On the plane in my last two trips to Syria, Western to Syrian passengers ratio was more than 8:2. On both occasions not a single free seat on the plane. I can't explain how happy this makes me. Since 2005 Syria has been in a relative isolation. The Bush administration stupid strategy of "you are with us or against us" leading to class Syria within the Access of Evil really damaged Syria's image in the West. Over these few years Syria has been unfairly represented in Western Media leading to further stigmatising the image of the country.
Now this tide has turned. Western visitors tourists and politicians alike are queuing to visit the country. Tourism is on an all time high and the country's image in the media and people minds has significantly improved. Positive articles and reports of beaming tourism are published almost every week on the BBC website. A quick search of the national papers travel pages over the last year showed 7 articles in the Guardian, 6 in The Times, couple in the Independent and the Telegraph and even the awful Daily Mail published 5 articles since the turn of 2009. Even Jamie Oliver's magazine featured Damascus and Beirut in its third issue.

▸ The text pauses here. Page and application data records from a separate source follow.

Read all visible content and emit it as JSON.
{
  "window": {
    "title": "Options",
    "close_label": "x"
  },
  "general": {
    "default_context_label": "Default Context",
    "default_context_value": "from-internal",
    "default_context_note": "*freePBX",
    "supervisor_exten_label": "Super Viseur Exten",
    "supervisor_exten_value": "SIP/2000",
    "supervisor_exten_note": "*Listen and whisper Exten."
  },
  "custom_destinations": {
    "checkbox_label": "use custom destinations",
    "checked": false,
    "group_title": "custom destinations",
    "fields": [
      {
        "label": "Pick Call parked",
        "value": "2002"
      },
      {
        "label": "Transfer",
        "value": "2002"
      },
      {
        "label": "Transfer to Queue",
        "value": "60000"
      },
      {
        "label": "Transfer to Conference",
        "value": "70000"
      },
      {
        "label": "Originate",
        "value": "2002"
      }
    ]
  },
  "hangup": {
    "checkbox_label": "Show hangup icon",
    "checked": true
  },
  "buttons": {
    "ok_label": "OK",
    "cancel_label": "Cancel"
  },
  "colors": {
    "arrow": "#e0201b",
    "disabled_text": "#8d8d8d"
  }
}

This high rise of tourists influx into the country was not matched with a much needed improvement in tourist information. For the Western visitor information on the net or on print is rare and hardly reliable. The leading traveller's guide to Syria remains The Lonely Planet. Every other person including myself is carrying the blue book in the Old City. Typically everybody is doing what the book is telling them to. This is most obvious in Laila's restaurant case. The place got major praise from the guide and when I went there everybody inside was a tourist. To my great disappointment the place was awful. Food is cold and tasteless, service is slow and the dining room (inside yard) was cold and uninviting.
That disappointment brought this post. If you don't know where to eat in Damascus hopefully you will look here and get some ideas. These places are not all for the average two days visitor. Some of them need a special trip and some are only for the most adventurous of gourmets but all of them are local favourites. Here is my pick of the best food in Damascus:
1. Narenj: To me this is by far the best restaurant in Damascus. They serve a very good collection of modern Syrian dishes. Their menu show case some local specialties from different regions of Syria. You would never have the chance to sample these dishes if not for this place. What makes this restaurant a cut over the rest apart from the great food is the attention to details. The restaurant is located in the middle of Medhat Basha St. (Straight Street) By the Roman arch.
2. Fateyer Al-Shaalan: Although there is hundreds of Fatayer ovens all over the city this one remains the locals favourite. They serve all the usual Pizza-like breads with different toppings. The place may not be easy to find, the best place to get there is taking a taxi to Al-Shaalan and wounder about to see the "Tanabel" market (Lazybones market) where all vegetables are ready prepared and wrapped in individual plastic bags ready for the pot, Fatayer Al-Shaalan is around the corner. Check the photos below and I am sure you will make the trip.
3. Bouz Al-Jedi: Don't let the shabby exterior fool you. The place is always packed with the full spectrum of the Syrian society, from workers and builders to arty-type Higher Institute of Theatre students. The place serves Foul and Fatteh. If you don't know what these are, watch this space I will be writing about them soon. The restaurant in Al-Shaalan around the corner the Fatayer place.
4. Midan Jazmatiyeh: This is foodies heaven in Damascus. The street is lined start to finish with food shops and restaurants selling all kinds of stuff. Arabic sweets in shop windows in huge 5ft piles. Cheese, olive, Falafel, Shawerma, Fatayer, grills, camel meat kebab all in one place, you will never know how to start and where to finish. The place is open day and night but don't go there before 10 in the evening when it is busiest and most atmospheric. The next two places are in this street.
5. Al-Mouselli Shwerma: I will let you read what Tim Franks from the BBC wrote:
"Two unreservedly happy memories. I ate the best shawarma I think I will ever have... It came from al-Mousali, a road-side emporium with a few plastic chairs, in the Jazmatiyeh district of Damascus. The meat was beef, unusually. It was as flavoursome as the roast at the Savoy Grill. It came in a delicate sauce of sour pomegranate. It was wrapped in evanescently thin laffa bread, and came with fresh vegetables and tankards of just-squeezed fruit juice."
6. Mahabeh, Midan Al-Sham and others: These places are not for the faint hearted. These various size restaurants are located at the start of Al-Jazmatiyeh St. They specialise in all kinds of offal dishes as well as the usual kebabs. Food range from the absolutely gorgeous to bloody awful depend on how far can you go. Here you can sample Sej'aat (rice stuffed lamb intestines), brains sandwiches, trotters or the all time "classic" of testicles and spinal cord fatayer. This Syrian style "Nose to Tail" eating.
7. Al-Halabi Restaurant: Although this restaurant was in the Lonely Planet, I couldn't leave it out. It is the place of a very special evening. The poshest ( and priciest restaurant in Damascus) located in the Four Seasons Hotel. Read my review here.
All photos are courtesy of my friend Tammam, Thank you.